Movement in a circle is continuous which is expressed when he writes “Thy firmness makes my circle just, And makes me end, where I begun” (35-36). If two people truly belong together, the union of their souls is still together, just as the circle always remains connected. The natural phenomena used such as “Tear floods” and “sigh-tempests” (6), suggest air and water. These examples present the use of a hyperbole that Donne uses to tell his lover not to show any emotion when he leaves.
A tearing flood would be one where there are uncontrollable, gushing tears falling from her eyes, and the sighing tempests would present a lot of drawn out complaining. The speaker denotes that like natural phenomena occurring, it is natural for two bodies to be apart and should not occur with a lot of commotion. Marvell uses geological and astronomical images like the water, desert, ashes, and solar powers. An example of this would be when he states: “I would love you ten years before the floodconversion of the Jews” (8-10).
The referral to the flood of the Ganges River as well as the converting of the Jewish people to the Christian religion mean that it could be centuries of waiting if they waited because of religious reasons. The phrase “Deserts of vast eternity” (24) give emphasis to his mistress drying up much like a desert if she is hesitant much longer. He uses “into ashes all my lust” (30), to show that much like her desert, his lust will dry up and turn to ashes. Geological and astronomical images are to make the assumption that nature is spontaneous, and humans should be as well. In “To His Coy Mistress” Marvell uses physical image, to aid the speaker’s argument to convince his mistress to yield to him. He is writing this poem to seduce his “coy mistress” to have sex with him.

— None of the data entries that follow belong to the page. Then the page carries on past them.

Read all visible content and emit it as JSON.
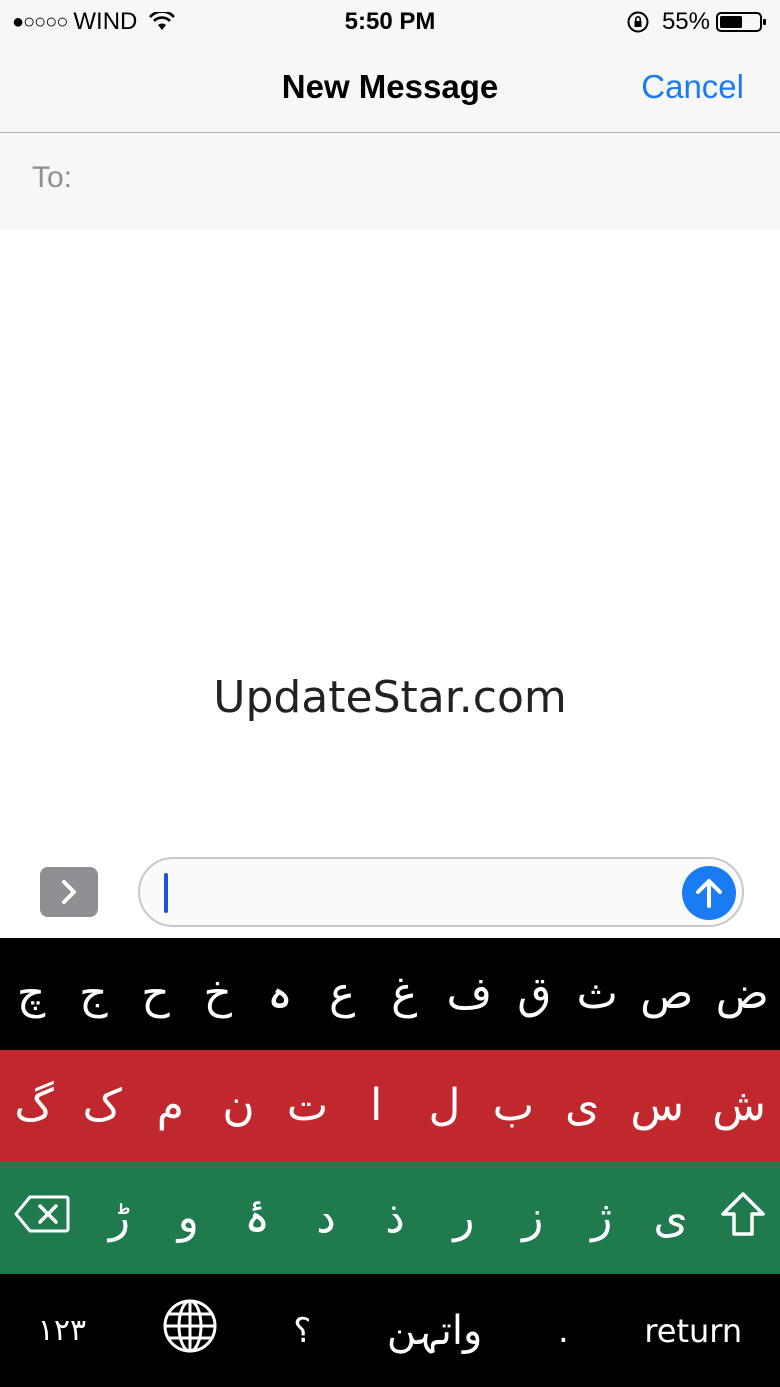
{
  "status": {
    "carrier": "WIND",
    "signal": "●○○○○",
    "time": "5:50 PM",
    "battery": "55%"
  },
  "nav": {
    "title": "New Message",
    "cancel": "Cancel"
  },
  "to": {
    "label": "To:"
  },
  "watermark": "UpdateStar.com",
  "keyboard": {
    "row1": [
      "چ",
      "ج",
      "ح",
      "خ",
      "ہ",
      "ع",
      "غ",
      "ف",
      "ق",
      "ث",
      "ص",
      "ض"
    ],
    "row2": [
      "گ",
      "ک",
      "م",
      "ن",
      "ت",
      "ا",
      "ل",
      "ب",
      "ی",
      "س",
      "ش"
    ],
    "row3": [
      "ڑ",
      "و",
      "ۂ",
      "د",
      "ذ",
      "ر",
      "ز",
      "ژ",
      "ی"
    ],
    "bottom": {
      "numbers": "۱۲۳",
      "question": "؟",
      "space": "واتہن",
      "period": ".",
      "return": "return"
    }
  },
  "colors": {
    "accent": "#1b7cf2",
    "row_black": "#000000",
    "row_red": "#c0282d",
    "row_green": "#1f7a4d"
  }
}
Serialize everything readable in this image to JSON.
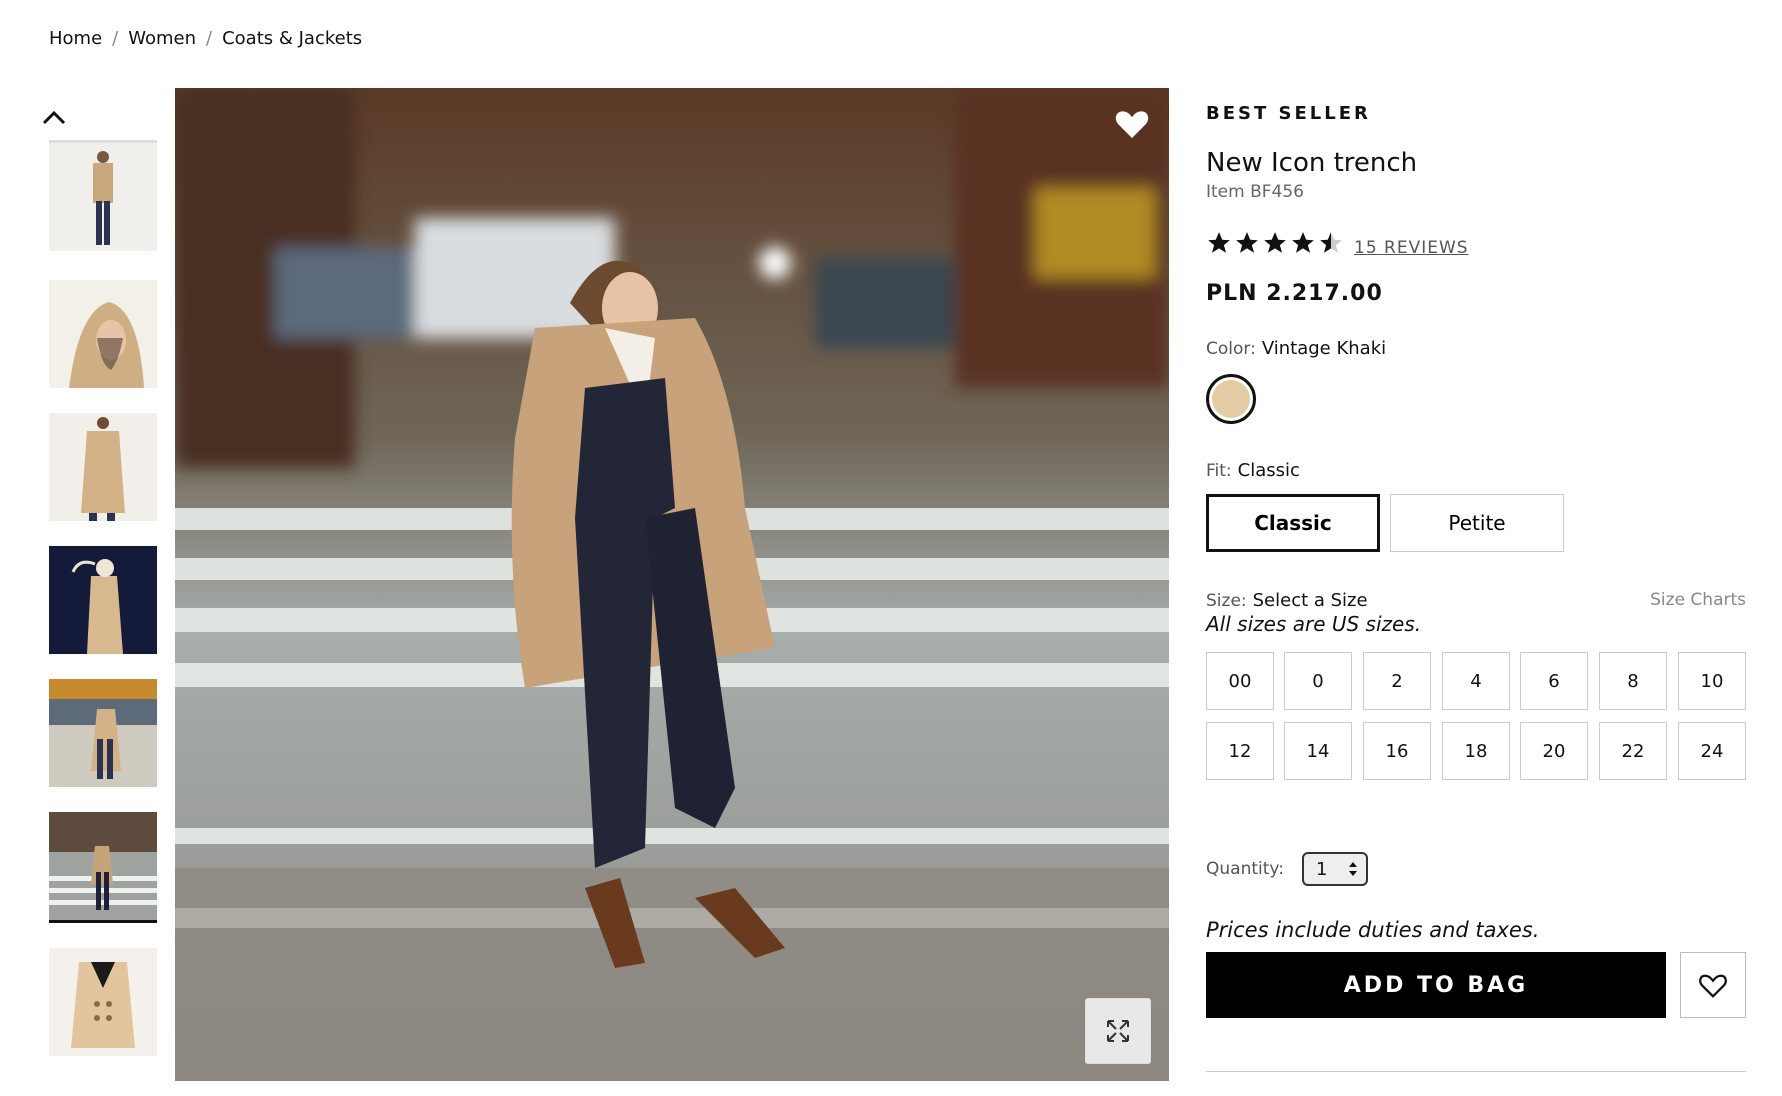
{
  "breadcrumb": {
    "home": "Home",
    "sep": "/",
    "women": "Women",
    "category": "Coats & Jackets"
  },
  "gallery": {
    "thumbnails": [
      "Model front full length",
      "Hood up portrait",
      "Side back view",
      "Dark background pose",
      "Street walking",
      "Crosswalk pose",
      "Flat lay coat"
    ],
    "selected_index": 5,
    "up_icon": "chevron-up-icon",
    "favorite_icon": "heart-icon",
    "expand_icon": "expand-icon"
  },
  "product": {
    "badge": "BEST SELLER",
    "title": "New Icon trench",
    "item_number": "Item BF456",
    "rating": 4.5,
    "reviews": "15 REVIEWS",
    "price": "PLN 2.217.00",
    "color_label": "Color:",
    "color_value": "Vintage Khaki",
    "swatch_color": "#e4cca4",
    "fit_label": "Fit:",
    "fit_value": "Classic",
    "fit_options": [
      "Classic",
      "Petite"
    ],
    "size_label": "Size:",
    "size_value": "Select a Size",
    "size_charts": "Size Charts",
    "size_note": "All sizes are US sizes.",
    "sizes": [
      "00",
      "0",
      "2",
      "4",
      "6",
      "8",
      "10",
      "12",
      "14",
      "16",
      "18",
      "20",
      "22",
      "24"
    ],
    "quantity_label": "Quantity:",
    "quantity_value": "1",
    "duties_note": "Prices include duties and taxes.",
    "add_to_bag": "ADD TO BAG",
    "wishlist_icon": "heart-outline-icon"
  },
  "colors": {
    "accent": "#000000",
    "text": "#111111",
    "muted": "#666666",
    "border": "#cccccc"
  }
}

When he tells her “Now let us sport us while me may” (37), the speaker is telling his mistress that they should do as they please. When he writes “and now, like amorous birds of prey, rather at once our time devour than languish in his slow-chapped power” (38-40), he means we should act now before it is too late. This brings to light the element of carpe diem, or “seize the day” that seems to be Marvell’s whole message in this poem. It is an argument to convince her to give up her virginity while she is still young and beautiful. Marvell writes specifically to the object of his desire.
This one-on-one context suggests to the reader that he is writing directly to her in hopes of convincing her to his whim. To enforce his argument Marvell uses a pleading tone. The tone in Donne’s poem seems to be rather depressing, such as one would use when separating. The poem also is not addressing its subject, the woman, directly. The concept of indirectness points to the author’s lack of emotion.

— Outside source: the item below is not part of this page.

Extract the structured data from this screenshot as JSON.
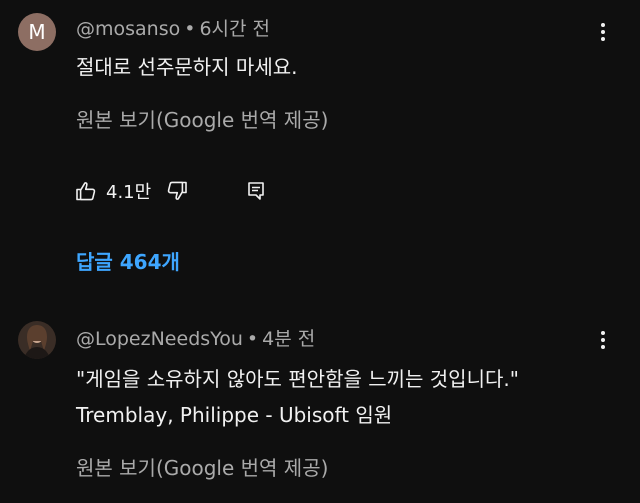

He is remaining emotionless and indifferent to avoid any confrontation from her. He wants their separation to be as quick and as painless as possible. Since these two poems deal with completely different aspects of love, they must have been written differently. Their different forms can be analyzed to get the individual interpretation of meaning to be gathered from each.

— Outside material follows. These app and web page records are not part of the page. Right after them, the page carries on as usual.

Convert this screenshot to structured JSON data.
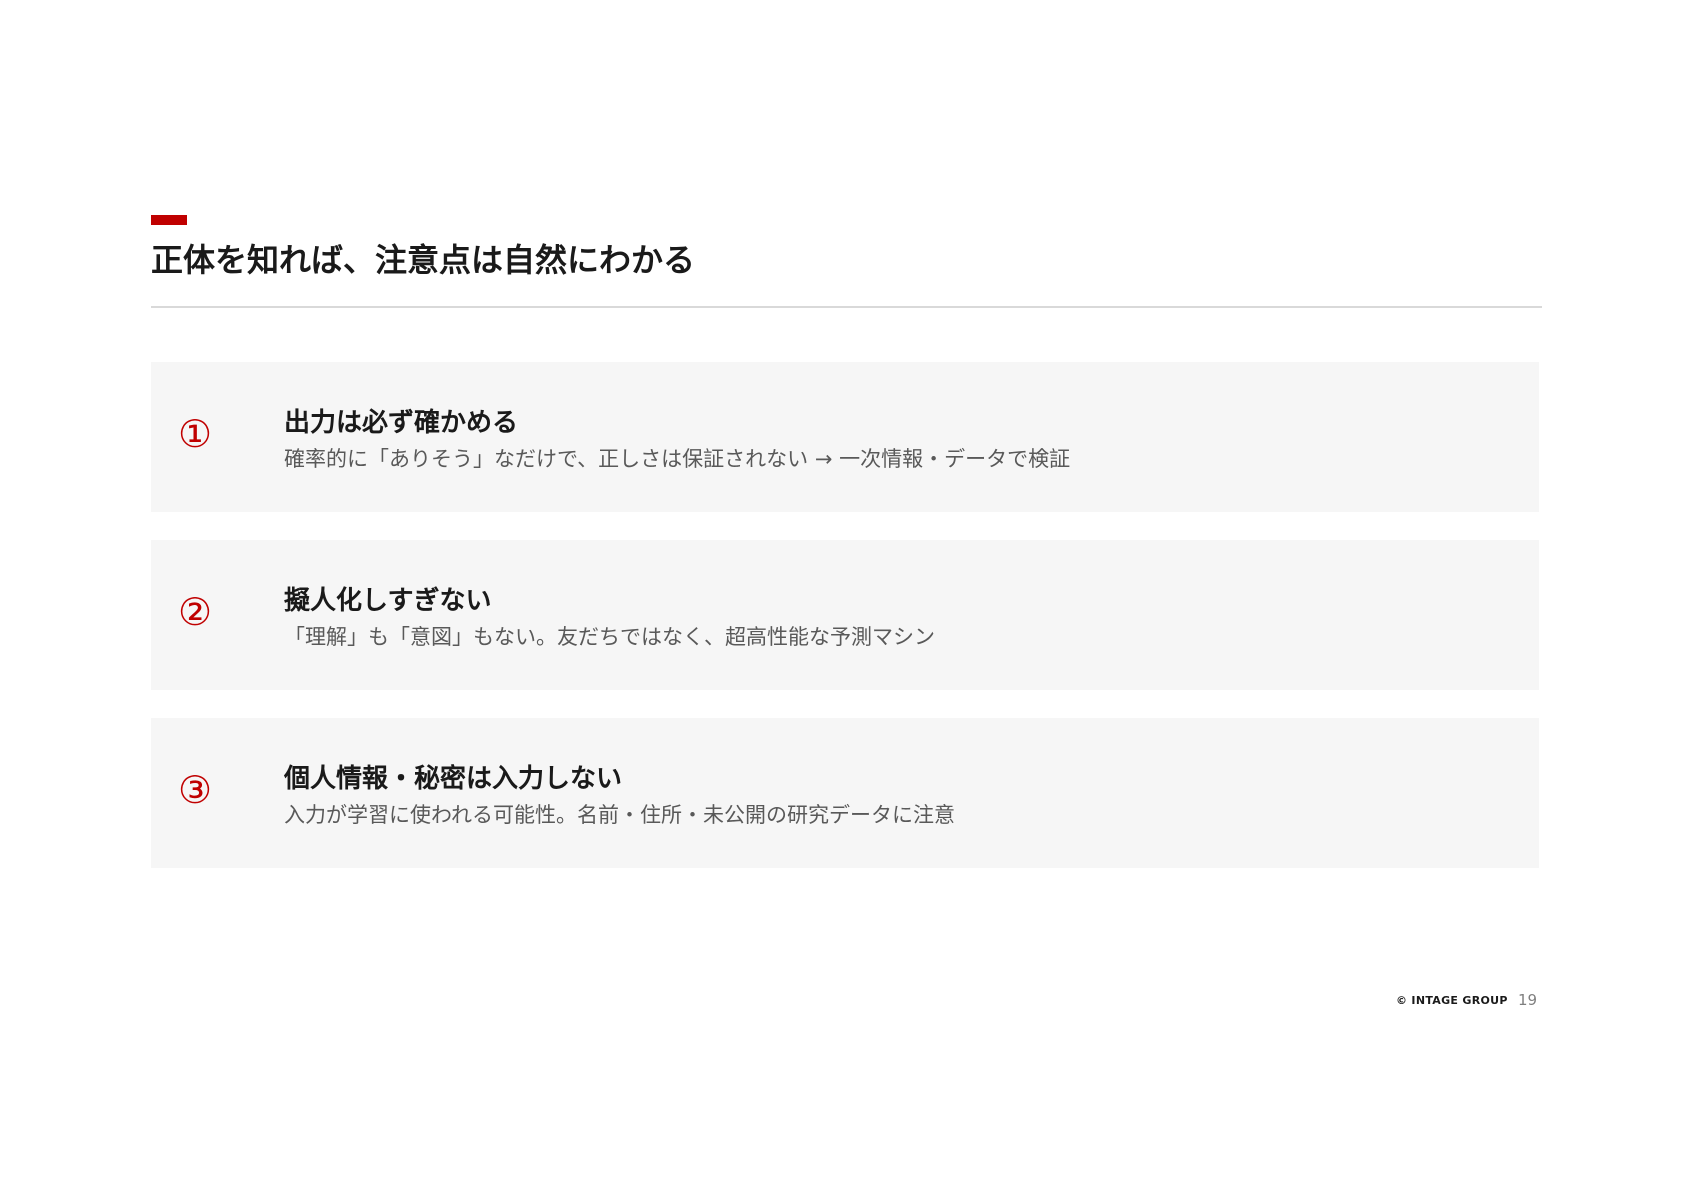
{
  "slide": {
    "title": "正体を知れば、注意点は自然にわかる",
    "accent_color": "#c00000",
    "items": [
      {
        "number": "①",
        "heading": "出力は必ず確かめる",
        "description": "確率的に「ありそう」なだけで、正しさは保証されない → 一次情報・データで検証"
      },
      {
        "number": "②",
        "heading": "擬人化しすぎない",
        "description": "「理解」も「意図」もない。友だちではなく、超高性能な予測マシン"
      },
      {
        "number": "③",
        "heading": "個人情報・秘密は入力しない",
        "description": "入力が学習に使われる可能性。名前・住所・未公開の研究データに注意"
      }
    ]
  },
  "footer": {
    "copyright": "© INTAGE GROUP",
    "page_number": "19"
  }
}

They both come across differently to the reader. One poem is about sexual love and the other poem is about the end of love. This just shows that not all love poems are about falling in love. When a person hears the phrase: “love poem,” he naturally thinks that it will be about a love smitten male or female.
These two poems just prove that there are many aspects of love that are not necessarily about falling in love. Love poems can also be about separating from our loved one or even about giving in to lust and temptation. From this the reader learns that there are more definitions to a love poem than originally thought.